One of the reasons I love reading so passionately is that I firmly believe that books can permanently change your outlook on life. Recently, I've been thinking about the books that had the most impact on me, and I've realized I read most of them between the ages of 9 and 14. I've forgotten many of the books I've read within the past year, but I still think often about things I learned from Anne of Green Gables, the Little House on the Prairie series, or short stories that I read and re-read from the seventh grade English textbook my mom taught from. I admit I remember very little of what I read in my English classes during that time period, except some of the historical novels, like The Endless Steppe and The Trumpeter of Krakow, which expanded my view of world history. (I could make a point here about why it's so much more important to let students read freely instead of forcing their attention to required reading and state test exam questions. That, however, is a post for another day- maybe a day when my students aren't in the midst of yet another exam. Wait, when will that day come?)
One book that has stuck with me for twenty years or more is Cheaper by the Dozen by Frank, Jr. and Ernestine Gilbreth. For those of you unfamiliar with the story, it's a true account of the authors' parents, Frank and Lillian Gilbreth, who raised a dozen children in the 1910s and 1920s, and ran a business in which they taught companies how to run their factories and businesses with extreme efficiency. The book is full of anecdotes about how these bright and creative parents managed their large brood with the same efficiency and assembly-line mentality as their business models, and yet still made room for fun, education, and special time with each child.
My ten-year-old (or possibly younger) brain absorbed many things from this book. I learned that it's possible to be a strict parent, but also know when to break the rules; that all children, even siblings, are incredibly unique individuals; that "efficiency" means doing a job with as little wasted time and motion as possible; that finding the most efficient way to work means more time for happier pursuits; and that every moment is an opportunity for education. Maybe I'm thinking about these lessons so much recently because they're more useful to me now that I'm about to become a parent than they were when I was a kid myself. But I wonder if the lessons are more ingrained, more a part of myself, than they would be if I had read the book this year instead of when I was ten. I think they are. Because of this book's impact, I've spent twenty years thinking about efficiency, seizing educational opportunities, and creative parenting- way more time than I've spent pondering actually being a parent myself. And so I conclude that the books we read as children have much more impact on our worldview than the books we read now.
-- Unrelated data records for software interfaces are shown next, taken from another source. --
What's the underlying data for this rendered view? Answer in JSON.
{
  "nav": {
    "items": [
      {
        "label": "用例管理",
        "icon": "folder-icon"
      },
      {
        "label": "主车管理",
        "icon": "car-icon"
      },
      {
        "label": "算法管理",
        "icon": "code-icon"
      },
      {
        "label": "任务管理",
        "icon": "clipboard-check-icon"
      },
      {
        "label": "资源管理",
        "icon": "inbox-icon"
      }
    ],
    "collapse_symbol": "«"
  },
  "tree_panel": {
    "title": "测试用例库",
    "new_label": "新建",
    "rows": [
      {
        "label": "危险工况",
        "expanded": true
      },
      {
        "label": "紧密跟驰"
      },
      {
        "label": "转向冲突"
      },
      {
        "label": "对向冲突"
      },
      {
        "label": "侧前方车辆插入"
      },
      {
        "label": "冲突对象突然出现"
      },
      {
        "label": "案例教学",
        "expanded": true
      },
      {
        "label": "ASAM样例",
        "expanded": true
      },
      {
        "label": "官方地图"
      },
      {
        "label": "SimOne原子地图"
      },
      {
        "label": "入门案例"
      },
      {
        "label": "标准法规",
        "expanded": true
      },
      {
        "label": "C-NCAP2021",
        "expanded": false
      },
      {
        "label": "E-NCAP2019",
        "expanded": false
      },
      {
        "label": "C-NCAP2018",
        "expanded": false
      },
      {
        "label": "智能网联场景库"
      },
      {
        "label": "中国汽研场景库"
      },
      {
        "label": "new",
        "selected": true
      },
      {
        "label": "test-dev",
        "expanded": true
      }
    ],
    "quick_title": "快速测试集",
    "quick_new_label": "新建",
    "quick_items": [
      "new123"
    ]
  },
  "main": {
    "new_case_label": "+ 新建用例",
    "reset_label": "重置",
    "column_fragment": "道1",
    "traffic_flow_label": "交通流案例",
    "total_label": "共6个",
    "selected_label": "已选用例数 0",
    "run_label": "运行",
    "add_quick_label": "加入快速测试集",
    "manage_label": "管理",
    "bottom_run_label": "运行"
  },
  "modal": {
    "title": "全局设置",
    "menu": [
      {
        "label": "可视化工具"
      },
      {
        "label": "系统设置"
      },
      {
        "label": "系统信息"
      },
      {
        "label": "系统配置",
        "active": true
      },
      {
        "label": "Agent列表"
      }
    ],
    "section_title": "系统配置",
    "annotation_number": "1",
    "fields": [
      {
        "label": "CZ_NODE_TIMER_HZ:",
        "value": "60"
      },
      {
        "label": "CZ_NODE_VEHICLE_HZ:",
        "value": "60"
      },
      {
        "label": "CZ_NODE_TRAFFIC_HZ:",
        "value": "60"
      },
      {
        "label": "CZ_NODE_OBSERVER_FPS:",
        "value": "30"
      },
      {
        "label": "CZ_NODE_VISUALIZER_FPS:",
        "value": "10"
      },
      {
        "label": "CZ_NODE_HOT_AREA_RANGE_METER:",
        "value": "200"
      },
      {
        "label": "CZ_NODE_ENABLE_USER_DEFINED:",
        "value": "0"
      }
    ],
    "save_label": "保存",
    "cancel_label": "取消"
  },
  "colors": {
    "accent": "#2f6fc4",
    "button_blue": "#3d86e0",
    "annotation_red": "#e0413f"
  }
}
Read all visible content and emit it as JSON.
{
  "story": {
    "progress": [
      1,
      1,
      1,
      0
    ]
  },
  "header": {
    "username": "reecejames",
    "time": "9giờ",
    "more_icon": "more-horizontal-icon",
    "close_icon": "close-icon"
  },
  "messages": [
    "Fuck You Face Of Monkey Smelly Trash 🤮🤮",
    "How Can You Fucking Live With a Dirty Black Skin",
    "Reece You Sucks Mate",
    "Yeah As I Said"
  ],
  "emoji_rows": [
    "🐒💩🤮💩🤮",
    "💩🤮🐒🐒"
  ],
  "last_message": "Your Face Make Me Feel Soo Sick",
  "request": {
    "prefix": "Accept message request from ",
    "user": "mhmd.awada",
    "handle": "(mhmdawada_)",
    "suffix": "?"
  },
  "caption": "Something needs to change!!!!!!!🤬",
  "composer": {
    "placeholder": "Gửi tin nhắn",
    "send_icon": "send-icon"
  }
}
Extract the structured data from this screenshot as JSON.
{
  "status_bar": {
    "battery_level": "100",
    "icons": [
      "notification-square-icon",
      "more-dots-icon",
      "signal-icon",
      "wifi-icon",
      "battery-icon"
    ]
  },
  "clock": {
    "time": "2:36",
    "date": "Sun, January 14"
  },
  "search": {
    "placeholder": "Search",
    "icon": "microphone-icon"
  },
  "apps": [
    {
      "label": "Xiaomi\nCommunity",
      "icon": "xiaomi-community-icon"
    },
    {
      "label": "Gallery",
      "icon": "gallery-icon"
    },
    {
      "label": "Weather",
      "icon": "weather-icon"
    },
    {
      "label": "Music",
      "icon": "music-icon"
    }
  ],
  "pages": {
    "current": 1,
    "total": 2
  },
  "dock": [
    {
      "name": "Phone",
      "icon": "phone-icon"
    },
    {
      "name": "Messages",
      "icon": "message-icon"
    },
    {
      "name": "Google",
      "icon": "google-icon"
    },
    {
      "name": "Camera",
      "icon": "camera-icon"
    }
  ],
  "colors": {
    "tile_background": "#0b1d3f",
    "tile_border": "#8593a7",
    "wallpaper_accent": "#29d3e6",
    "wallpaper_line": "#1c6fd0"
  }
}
I hope my son will be a reader. I'll do everything in my power to encourage it, because the gifts that books have brought me have been immeasurable, and the ways they molded my thinking and made me question the world have been invaluable.